:: Activity ::
Work through the records below and copy every line that includes "kind".

:: Data listing ::

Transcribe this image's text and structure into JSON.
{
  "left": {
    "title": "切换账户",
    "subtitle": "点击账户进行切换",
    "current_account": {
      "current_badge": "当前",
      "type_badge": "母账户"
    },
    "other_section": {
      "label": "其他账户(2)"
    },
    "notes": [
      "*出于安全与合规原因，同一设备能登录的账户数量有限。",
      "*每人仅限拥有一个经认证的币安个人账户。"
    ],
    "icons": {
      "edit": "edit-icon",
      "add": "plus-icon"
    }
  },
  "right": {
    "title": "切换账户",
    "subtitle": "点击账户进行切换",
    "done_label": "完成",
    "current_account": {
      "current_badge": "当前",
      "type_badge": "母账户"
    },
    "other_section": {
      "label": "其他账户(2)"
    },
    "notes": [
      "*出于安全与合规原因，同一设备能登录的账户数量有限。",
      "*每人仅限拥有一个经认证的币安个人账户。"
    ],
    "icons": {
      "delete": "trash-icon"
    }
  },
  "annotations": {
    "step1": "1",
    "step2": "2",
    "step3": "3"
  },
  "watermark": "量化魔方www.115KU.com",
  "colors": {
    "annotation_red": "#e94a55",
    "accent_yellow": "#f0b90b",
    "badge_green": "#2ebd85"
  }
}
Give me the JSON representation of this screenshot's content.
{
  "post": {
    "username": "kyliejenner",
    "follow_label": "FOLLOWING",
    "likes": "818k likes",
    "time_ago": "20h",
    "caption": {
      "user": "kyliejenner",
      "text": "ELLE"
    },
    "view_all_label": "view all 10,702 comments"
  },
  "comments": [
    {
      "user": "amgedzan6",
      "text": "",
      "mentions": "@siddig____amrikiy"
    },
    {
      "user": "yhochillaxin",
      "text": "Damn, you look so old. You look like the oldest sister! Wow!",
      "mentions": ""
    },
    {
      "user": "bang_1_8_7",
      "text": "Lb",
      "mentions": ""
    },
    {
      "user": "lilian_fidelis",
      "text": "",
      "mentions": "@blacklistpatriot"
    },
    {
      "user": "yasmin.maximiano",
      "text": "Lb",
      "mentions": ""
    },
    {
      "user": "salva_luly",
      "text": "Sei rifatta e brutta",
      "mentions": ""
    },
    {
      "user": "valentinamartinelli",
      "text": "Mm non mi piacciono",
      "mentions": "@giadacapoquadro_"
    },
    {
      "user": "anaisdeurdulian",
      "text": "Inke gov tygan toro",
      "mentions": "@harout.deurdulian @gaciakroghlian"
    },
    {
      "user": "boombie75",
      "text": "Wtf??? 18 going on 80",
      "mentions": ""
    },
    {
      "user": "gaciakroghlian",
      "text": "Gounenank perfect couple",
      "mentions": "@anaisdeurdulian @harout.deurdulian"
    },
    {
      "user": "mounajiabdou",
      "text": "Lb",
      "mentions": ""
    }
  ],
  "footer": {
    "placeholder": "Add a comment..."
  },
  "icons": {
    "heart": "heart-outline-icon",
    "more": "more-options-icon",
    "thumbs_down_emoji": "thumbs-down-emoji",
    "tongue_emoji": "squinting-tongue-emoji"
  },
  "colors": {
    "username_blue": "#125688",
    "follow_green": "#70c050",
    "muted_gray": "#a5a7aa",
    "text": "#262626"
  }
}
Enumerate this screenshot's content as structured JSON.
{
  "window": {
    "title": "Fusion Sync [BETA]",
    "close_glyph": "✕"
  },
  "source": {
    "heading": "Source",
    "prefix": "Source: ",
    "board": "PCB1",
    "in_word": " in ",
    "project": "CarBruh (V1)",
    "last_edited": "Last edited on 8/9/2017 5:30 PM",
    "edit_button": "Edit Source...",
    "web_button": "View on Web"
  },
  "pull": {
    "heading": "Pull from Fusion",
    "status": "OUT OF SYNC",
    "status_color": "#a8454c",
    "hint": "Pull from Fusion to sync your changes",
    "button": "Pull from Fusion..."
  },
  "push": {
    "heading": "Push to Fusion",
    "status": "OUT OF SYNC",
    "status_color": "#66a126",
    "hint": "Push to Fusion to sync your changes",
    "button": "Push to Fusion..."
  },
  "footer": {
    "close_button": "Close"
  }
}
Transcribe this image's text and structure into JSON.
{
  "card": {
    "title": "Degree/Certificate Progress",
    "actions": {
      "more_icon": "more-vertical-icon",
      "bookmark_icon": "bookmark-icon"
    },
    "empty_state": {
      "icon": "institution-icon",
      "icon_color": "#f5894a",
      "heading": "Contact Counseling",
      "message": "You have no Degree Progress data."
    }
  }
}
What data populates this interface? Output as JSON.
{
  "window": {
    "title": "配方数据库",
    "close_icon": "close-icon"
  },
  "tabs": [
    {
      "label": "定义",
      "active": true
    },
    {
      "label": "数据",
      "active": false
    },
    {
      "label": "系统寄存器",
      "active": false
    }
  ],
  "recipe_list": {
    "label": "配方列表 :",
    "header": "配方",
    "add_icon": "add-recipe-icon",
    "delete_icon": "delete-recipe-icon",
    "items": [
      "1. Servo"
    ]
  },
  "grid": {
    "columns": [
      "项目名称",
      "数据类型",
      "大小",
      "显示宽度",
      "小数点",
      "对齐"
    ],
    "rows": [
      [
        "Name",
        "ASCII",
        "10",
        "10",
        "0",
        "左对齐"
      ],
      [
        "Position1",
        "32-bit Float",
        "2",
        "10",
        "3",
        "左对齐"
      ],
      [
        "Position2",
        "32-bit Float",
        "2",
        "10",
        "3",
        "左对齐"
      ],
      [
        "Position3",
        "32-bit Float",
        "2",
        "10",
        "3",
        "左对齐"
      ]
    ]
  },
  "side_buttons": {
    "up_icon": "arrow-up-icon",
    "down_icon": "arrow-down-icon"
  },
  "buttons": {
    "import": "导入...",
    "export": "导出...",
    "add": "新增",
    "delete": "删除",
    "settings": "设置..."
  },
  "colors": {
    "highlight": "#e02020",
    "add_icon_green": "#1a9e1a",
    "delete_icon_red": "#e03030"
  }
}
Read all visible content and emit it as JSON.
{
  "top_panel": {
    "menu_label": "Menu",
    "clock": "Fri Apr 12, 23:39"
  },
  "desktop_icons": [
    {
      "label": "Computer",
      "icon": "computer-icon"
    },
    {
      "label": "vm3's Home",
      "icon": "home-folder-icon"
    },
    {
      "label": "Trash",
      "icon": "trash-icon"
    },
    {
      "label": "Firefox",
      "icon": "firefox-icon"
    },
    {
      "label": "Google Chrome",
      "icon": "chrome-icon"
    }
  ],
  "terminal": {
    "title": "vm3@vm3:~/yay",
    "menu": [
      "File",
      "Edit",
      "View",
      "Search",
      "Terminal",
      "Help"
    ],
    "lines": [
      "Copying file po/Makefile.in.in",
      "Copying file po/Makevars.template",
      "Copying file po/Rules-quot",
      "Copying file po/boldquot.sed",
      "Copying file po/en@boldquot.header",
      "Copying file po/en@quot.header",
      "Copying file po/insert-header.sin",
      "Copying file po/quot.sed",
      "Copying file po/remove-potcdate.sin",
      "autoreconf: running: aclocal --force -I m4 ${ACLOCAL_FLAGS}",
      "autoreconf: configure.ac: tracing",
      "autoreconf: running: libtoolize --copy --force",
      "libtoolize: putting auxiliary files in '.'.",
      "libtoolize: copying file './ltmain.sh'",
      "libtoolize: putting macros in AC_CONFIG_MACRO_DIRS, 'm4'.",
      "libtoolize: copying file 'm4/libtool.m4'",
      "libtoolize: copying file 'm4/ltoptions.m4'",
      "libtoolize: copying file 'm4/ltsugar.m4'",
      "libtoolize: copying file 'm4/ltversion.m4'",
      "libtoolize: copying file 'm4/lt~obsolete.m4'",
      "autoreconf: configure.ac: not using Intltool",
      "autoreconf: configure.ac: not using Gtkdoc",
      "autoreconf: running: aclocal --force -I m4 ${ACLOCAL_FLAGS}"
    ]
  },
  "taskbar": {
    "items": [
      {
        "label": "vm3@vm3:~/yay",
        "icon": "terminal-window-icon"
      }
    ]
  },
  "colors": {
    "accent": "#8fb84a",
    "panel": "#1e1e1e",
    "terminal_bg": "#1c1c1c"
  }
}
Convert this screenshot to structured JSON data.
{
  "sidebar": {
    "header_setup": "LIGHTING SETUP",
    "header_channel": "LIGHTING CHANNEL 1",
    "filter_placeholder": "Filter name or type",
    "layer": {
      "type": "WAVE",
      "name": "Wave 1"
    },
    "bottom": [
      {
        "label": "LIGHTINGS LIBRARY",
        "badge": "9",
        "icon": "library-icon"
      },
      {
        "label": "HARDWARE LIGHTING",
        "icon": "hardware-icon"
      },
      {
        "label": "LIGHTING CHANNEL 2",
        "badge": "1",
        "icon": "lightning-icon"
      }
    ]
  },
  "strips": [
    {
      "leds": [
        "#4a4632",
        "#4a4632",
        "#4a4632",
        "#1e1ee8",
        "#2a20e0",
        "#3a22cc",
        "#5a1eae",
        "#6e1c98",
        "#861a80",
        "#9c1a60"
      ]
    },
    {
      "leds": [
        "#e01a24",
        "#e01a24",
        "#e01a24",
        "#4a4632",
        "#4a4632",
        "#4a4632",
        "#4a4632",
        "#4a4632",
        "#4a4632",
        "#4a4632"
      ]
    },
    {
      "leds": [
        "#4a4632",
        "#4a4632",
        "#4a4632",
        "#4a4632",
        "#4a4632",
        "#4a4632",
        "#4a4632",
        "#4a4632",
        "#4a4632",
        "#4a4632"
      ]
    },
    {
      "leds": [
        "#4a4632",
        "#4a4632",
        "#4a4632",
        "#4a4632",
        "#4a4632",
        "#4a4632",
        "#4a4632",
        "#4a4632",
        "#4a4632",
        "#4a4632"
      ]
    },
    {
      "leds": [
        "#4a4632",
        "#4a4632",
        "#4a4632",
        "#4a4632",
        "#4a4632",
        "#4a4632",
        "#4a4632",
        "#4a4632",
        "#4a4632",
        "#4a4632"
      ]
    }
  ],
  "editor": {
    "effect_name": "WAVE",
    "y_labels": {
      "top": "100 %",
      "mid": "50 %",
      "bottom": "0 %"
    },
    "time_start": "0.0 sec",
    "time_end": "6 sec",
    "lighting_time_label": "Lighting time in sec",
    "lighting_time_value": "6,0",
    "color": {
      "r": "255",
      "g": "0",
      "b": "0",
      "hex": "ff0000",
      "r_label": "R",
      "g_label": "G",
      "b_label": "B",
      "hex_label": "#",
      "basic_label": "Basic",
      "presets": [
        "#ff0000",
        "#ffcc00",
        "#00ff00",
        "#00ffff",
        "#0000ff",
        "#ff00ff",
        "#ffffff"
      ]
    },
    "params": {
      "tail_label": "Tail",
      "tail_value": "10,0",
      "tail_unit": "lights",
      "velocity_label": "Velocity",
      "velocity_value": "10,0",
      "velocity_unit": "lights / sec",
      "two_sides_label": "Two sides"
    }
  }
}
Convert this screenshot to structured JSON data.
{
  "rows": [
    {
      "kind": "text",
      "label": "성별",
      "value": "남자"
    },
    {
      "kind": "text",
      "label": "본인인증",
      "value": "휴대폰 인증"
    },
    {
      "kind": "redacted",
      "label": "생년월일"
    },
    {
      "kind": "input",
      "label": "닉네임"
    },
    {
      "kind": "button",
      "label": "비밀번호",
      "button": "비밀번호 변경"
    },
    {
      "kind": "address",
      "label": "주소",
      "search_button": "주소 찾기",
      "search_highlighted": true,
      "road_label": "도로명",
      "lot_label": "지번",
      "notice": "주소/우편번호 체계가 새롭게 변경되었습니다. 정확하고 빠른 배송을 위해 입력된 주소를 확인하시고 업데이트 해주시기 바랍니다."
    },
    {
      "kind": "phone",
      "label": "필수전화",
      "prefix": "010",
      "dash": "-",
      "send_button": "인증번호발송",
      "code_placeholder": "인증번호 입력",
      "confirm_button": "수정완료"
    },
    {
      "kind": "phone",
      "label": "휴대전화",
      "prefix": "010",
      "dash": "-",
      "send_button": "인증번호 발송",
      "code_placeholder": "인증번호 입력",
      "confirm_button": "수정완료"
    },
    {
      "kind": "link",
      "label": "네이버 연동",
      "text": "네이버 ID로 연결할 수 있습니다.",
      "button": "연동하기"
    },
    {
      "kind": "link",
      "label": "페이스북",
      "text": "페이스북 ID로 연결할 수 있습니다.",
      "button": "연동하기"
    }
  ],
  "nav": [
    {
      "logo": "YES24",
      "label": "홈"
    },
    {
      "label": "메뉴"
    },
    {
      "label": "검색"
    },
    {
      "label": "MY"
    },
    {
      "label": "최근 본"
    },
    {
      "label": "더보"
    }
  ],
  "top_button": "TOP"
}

:: Response box ::
      "kind": "text",
      "kind": "text",
      "kind": "redacted",
      "kind": "input",
      "kind": "button",
      "kind": "address",
      "kind": "phone",
      "kind": "phone",
      "kind": "link",
      "kind": "link",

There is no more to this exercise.